### [Exercise goal]
Look for "Secciones" in the records and copy every line that has it.
Segment Start: Task inputs
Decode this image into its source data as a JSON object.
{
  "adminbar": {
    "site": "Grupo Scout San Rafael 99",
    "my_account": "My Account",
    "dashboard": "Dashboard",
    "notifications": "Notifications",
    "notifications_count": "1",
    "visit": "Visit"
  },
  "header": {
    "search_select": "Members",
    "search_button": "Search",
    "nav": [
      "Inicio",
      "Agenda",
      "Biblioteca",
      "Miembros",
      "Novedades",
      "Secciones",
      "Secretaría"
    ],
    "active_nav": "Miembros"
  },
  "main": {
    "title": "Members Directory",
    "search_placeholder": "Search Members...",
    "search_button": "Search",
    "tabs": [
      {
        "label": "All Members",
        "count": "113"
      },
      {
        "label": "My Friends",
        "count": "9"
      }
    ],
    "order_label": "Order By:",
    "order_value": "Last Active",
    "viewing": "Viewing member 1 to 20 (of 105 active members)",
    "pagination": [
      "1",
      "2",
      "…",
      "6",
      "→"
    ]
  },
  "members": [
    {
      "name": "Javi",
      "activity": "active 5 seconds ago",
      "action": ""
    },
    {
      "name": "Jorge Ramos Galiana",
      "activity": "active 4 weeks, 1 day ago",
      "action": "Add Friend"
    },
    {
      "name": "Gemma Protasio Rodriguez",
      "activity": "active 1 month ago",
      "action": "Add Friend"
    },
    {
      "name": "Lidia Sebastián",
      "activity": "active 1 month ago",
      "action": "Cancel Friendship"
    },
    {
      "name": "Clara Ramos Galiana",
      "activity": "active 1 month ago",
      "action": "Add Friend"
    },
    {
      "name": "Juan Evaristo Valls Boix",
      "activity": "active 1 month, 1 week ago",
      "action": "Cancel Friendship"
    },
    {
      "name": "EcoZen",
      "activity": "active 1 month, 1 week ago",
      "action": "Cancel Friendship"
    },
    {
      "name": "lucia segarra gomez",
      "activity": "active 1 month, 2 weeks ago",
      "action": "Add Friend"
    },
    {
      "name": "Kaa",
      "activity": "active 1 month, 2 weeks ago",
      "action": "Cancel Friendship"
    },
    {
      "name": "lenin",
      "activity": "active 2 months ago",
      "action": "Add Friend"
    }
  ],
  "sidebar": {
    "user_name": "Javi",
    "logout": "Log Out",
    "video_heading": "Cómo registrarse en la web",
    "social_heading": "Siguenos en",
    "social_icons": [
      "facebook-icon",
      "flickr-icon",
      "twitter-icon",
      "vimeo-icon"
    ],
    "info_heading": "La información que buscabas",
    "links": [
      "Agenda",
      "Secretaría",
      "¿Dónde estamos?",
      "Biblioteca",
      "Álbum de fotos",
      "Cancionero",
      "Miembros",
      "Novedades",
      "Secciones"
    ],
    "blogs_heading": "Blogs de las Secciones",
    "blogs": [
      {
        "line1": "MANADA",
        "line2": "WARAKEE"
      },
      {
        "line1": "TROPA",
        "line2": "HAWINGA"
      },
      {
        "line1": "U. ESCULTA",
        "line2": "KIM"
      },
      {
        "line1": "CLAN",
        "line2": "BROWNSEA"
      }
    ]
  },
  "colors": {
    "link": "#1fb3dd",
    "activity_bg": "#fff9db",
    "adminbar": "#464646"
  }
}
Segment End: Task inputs
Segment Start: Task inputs
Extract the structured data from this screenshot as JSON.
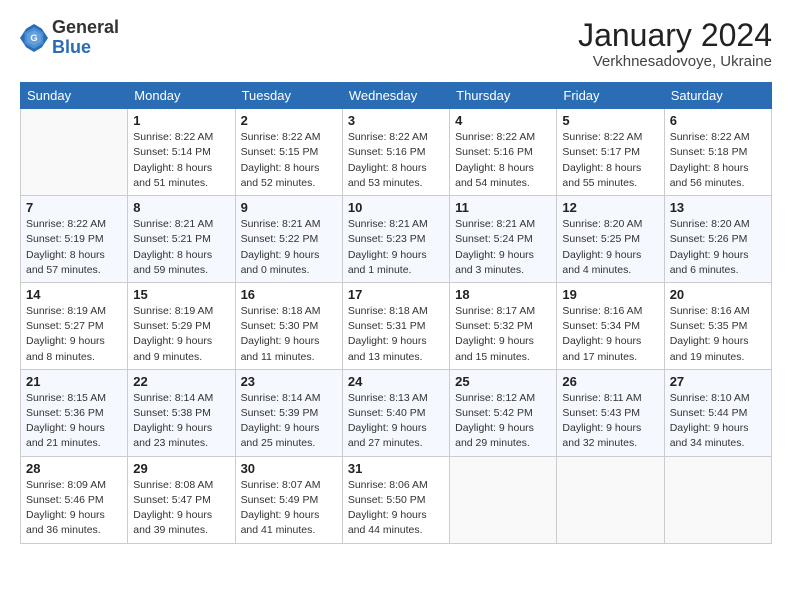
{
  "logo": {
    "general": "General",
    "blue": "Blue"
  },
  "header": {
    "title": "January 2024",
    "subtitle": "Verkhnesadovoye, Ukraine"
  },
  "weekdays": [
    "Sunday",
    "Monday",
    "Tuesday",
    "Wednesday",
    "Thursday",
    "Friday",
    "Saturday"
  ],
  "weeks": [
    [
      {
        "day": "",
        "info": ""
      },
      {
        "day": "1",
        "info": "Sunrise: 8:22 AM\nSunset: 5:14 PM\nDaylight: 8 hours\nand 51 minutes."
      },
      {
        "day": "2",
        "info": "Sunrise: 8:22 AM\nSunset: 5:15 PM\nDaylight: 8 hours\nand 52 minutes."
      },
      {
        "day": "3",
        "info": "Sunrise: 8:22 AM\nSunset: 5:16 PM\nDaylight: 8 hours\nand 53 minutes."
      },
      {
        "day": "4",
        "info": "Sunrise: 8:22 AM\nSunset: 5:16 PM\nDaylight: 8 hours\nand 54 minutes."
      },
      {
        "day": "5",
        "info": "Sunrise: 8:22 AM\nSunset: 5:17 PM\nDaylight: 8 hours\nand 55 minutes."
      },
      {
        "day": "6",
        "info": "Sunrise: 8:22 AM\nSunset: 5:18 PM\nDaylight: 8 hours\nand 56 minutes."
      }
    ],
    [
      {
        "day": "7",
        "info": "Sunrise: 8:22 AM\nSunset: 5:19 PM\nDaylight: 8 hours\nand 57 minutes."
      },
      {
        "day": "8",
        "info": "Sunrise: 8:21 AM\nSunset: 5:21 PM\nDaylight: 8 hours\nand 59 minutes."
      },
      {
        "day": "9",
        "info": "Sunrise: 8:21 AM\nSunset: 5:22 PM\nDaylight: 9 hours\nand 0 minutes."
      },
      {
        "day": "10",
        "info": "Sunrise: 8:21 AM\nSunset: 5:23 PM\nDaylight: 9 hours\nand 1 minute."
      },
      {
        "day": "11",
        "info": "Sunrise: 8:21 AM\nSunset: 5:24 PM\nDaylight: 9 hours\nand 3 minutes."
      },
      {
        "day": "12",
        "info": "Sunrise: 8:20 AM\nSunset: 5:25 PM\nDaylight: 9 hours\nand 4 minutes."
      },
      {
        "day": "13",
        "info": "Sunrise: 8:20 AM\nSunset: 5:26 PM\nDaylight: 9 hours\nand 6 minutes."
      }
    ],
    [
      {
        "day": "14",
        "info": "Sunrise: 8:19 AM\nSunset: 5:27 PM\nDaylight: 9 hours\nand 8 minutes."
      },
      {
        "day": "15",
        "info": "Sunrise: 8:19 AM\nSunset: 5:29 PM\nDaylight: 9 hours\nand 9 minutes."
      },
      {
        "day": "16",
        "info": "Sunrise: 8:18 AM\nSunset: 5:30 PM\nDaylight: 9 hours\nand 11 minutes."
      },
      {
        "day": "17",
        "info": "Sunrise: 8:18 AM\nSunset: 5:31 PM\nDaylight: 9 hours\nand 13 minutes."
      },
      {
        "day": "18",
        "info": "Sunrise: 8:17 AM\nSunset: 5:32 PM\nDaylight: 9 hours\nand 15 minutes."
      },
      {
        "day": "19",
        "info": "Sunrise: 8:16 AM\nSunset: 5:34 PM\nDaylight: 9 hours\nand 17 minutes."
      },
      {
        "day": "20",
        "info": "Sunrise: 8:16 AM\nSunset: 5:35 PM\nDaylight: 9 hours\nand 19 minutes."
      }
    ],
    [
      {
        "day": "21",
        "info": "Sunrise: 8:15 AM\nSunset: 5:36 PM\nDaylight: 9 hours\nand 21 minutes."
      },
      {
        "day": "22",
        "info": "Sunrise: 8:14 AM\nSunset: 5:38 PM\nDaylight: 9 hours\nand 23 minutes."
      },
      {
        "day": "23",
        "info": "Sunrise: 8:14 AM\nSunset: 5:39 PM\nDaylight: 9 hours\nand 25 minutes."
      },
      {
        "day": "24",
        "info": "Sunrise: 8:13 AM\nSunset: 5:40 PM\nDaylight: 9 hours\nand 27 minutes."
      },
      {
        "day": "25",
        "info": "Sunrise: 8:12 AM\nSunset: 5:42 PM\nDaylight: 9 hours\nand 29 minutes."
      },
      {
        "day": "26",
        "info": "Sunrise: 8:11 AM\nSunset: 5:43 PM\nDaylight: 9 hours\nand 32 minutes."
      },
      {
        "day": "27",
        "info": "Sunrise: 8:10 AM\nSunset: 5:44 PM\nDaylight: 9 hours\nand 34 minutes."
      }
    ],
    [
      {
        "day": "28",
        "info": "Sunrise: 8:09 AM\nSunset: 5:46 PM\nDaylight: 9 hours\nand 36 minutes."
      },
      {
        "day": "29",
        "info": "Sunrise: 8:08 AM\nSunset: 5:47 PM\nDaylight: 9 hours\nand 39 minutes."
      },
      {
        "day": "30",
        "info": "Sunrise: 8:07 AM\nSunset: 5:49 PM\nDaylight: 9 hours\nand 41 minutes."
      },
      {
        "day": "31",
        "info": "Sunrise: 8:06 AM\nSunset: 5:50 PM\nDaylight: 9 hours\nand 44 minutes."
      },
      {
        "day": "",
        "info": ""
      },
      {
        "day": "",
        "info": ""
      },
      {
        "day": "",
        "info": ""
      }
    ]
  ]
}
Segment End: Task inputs
### [Solution for this problem]
      "Secciones",
      "Secciones"
    "blogs_heading": "Blogs de las Secciones",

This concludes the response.